Road fatalities have jumped 12.9% in the past quarter as Australians return to the roads during the COVID-19 pandemic, according to the Australian Automobile Association (AAA) Benchmarking Road Safety report.
The AAA’s report shows there were 280 fatalities in the quarter ending September 2020 compared with 248 deaths in the previous quarter. The spike reverses a nationwide drop in road fatalities earlier this year, which was attributed to reduced traffic volumes associated with people working and studying from home.
The quarterly Benchmarking Road Safety Report also confirms no state is on track to achieve its National Road Safety Strategy (NRSS) target, to reduce road deaths and serious injuries by 30 per cent through the decade to December 2020.
AAA Managing Director Michael Bradley said: “The AAA continues to call for a renewed national focus on road trauma and greater clarity regarding accountabilities and compliance measures to be built into the next National Strategy.
“One-quarter of the 2011-2020 Strategy’s KPIs are still not being either measured or reported by state governments, or still lack agreed targets,” he said. “This is why the recent federal Budget’s new $2 billion Road Safety Program, with its “use it or lose it” provisions and its requirement for state and territory governments to provide safety data as a condition of funding, has received such strong support.
“The nation’s rising road toll confirms that this month’s Budget was right to prioritise road safety and tie federal payments to state government reporting obligations, as this will do much to improve accountability associated with infrastructure spending and inform future road safety policy priorities.
“Detailed real-time data on road fatalities and injuries will be critical to measuring the success of the next decade’s Strategy and to ensuring policies can be adjusted in a timely manner to save lives on our roads.”
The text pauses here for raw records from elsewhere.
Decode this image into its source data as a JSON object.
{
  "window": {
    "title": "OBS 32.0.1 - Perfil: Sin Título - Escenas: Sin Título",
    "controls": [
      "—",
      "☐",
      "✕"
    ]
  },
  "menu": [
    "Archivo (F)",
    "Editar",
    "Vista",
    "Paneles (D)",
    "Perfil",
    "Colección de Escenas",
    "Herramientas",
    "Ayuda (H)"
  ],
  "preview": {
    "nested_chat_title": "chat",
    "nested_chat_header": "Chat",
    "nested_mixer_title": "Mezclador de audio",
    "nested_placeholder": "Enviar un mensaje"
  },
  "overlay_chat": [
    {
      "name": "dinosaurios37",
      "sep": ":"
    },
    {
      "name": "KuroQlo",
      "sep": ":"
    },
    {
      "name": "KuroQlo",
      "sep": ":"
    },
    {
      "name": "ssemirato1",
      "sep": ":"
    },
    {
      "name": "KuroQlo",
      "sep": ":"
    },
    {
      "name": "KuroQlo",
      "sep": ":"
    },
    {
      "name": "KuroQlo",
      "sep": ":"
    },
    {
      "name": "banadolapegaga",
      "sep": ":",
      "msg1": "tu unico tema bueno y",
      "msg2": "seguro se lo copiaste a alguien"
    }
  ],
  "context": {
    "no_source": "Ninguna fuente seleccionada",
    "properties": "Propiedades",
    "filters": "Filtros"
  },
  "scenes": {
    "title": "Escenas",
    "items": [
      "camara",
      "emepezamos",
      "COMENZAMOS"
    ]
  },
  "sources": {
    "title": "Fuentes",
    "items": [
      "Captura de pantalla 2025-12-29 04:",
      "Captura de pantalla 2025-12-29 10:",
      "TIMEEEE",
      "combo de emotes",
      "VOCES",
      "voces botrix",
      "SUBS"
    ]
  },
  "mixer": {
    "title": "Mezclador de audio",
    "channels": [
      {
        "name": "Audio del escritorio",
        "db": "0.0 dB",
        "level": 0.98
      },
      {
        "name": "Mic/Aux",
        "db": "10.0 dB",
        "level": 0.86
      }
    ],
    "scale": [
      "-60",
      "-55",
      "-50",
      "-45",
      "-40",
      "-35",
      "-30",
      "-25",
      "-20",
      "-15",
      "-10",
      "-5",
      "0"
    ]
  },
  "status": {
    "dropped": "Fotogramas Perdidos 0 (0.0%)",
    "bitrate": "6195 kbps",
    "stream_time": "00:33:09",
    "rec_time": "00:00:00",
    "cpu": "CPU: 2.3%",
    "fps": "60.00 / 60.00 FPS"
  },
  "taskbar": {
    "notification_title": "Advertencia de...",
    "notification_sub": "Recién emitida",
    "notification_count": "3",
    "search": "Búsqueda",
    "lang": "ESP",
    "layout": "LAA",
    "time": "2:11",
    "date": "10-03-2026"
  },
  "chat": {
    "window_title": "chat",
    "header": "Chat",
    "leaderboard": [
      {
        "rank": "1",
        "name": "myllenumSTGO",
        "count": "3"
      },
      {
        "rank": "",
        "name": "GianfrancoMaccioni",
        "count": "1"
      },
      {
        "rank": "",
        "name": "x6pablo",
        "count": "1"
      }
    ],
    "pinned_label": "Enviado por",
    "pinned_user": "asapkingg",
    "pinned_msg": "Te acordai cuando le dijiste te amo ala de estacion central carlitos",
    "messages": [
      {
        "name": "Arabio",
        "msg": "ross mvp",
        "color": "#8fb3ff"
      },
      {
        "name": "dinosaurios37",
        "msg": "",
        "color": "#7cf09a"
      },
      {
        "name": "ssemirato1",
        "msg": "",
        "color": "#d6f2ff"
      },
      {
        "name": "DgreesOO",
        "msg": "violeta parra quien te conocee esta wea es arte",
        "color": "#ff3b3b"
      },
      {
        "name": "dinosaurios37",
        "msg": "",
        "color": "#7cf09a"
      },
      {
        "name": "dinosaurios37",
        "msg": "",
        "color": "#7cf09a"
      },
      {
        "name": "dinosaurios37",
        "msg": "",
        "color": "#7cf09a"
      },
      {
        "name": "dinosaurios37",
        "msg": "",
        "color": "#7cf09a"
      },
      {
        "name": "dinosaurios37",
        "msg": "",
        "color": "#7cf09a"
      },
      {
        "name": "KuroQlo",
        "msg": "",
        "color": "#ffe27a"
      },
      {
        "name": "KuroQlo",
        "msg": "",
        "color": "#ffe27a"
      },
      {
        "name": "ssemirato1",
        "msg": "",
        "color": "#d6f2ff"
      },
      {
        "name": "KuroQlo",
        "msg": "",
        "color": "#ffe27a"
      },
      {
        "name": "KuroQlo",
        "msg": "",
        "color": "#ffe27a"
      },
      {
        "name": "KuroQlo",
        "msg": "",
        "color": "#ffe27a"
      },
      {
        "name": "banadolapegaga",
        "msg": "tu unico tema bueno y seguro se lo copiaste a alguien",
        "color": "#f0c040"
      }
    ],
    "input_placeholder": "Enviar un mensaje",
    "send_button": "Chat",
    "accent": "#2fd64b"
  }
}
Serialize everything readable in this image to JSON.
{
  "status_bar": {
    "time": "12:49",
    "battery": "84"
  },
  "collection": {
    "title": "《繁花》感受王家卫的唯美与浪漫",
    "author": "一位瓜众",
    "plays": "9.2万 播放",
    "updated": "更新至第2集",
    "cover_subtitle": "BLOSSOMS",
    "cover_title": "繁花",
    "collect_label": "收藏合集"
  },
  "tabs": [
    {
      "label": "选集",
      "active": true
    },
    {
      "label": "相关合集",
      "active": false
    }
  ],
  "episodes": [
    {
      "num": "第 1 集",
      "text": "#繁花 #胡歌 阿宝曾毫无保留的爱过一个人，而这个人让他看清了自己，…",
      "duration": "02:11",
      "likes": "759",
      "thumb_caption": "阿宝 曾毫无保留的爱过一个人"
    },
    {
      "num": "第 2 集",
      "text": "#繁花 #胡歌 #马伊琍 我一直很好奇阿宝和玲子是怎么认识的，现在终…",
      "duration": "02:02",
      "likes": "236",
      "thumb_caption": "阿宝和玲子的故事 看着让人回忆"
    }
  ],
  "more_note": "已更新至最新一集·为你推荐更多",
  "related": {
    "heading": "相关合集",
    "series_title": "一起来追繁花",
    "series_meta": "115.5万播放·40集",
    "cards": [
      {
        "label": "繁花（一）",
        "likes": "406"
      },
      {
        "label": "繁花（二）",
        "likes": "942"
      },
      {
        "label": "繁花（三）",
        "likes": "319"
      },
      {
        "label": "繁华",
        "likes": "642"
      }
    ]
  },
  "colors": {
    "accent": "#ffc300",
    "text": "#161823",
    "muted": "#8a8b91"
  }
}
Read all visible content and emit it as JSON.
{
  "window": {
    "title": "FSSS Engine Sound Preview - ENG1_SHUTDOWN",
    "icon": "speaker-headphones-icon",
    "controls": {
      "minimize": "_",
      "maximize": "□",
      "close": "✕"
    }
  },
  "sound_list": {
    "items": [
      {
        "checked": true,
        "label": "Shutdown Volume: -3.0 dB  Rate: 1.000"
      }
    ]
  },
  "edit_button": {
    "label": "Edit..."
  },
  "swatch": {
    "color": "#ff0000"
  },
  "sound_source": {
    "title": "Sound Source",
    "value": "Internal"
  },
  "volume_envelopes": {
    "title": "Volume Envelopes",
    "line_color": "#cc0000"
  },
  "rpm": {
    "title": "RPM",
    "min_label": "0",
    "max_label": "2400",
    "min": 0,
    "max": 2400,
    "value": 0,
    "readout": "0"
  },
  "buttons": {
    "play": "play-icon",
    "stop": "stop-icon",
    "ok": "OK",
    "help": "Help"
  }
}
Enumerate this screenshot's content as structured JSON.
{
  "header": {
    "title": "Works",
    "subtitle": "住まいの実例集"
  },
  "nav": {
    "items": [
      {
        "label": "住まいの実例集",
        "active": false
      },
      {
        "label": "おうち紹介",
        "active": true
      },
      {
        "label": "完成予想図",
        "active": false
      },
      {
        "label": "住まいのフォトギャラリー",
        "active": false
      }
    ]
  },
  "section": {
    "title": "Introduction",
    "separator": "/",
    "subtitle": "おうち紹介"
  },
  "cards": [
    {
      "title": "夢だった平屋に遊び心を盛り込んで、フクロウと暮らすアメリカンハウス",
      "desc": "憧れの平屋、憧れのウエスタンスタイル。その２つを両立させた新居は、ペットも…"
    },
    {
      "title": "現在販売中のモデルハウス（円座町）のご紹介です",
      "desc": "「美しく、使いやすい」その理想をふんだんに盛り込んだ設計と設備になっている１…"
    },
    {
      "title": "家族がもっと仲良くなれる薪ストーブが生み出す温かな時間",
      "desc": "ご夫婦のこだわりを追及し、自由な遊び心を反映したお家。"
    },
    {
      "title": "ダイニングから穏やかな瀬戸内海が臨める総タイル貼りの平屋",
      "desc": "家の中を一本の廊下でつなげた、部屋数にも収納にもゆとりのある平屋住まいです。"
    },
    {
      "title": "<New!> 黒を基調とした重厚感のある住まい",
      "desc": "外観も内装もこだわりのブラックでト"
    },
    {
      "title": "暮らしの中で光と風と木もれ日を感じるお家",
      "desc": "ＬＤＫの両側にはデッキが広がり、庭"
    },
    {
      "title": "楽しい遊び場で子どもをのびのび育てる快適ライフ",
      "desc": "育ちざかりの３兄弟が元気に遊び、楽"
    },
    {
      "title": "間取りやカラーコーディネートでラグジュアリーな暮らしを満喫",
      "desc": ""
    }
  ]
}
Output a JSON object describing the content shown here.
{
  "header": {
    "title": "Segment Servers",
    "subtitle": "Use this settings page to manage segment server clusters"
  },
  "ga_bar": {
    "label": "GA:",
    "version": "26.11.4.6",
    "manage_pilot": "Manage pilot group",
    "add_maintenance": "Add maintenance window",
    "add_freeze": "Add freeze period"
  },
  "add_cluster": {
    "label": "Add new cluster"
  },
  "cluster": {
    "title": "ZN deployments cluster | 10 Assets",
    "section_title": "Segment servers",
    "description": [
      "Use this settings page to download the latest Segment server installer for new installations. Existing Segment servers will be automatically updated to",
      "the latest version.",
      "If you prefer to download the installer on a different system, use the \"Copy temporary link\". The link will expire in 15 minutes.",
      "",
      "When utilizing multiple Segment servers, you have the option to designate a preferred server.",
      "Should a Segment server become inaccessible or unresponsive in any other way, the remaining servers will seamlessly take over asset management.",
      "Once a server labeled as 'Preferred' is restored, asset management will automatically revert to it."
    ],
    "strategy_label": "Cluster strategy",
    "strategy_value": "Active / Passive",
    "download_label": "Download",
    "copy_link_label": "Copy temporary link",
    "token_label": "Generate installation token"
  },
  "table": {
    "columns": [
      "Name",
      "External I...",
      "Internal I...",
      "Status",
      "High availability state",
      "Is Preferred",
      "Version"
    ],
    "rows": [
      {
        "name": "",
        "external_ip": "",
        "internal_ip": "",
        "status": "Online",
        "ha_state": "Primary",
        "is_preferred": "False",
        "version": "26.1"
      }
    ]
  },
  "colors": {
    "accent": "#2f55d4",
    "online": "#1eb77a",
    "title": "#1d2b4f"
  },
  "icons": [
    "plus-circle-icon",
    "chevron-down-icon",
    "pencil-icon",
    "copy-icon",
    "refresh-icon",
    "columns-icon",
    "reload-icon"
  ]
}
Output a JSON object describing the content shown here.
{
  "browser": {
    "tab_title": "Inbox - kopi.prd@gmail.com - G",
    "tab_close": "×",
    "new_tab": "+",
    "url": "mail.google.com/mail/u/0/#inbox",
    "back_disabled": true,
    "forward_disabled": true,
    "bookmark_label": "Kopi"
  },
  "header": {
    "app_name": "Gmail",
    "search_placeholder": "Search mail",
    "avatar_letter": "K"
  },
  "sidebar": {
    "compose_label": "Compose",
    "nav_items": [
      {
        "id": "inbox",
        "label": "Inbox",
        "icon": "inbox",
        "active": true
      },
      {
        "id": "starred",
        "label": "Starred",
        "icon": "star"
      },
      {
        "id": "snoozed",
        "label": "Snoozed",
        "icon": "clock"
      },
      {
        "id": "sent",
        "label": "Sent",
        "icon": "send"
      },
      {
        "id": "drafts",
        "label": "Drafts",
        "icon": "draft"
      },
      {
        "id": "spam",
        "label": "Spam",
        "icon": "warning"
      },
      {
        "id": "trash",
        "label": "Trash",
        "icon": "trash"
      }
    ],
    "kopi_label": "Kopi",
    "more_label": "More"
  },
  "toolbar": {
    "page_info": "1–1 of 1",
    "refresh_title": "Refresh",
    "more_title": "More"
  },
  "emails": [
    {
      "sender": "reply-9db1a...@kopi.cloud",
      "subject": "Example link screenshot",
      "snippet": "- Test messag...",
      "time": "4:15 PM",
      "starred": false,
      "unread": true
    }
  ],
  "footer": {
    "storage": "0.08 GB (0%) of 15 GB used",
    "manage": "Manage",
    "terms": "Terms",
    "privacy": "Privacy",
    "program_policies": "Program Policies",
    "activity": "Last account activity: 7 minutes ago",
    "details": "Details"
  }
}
The AAA represents over 8.5 million motorists through its member clubs – NRMA, RACV, RACQ, RAA, RAC, RACT and AANT.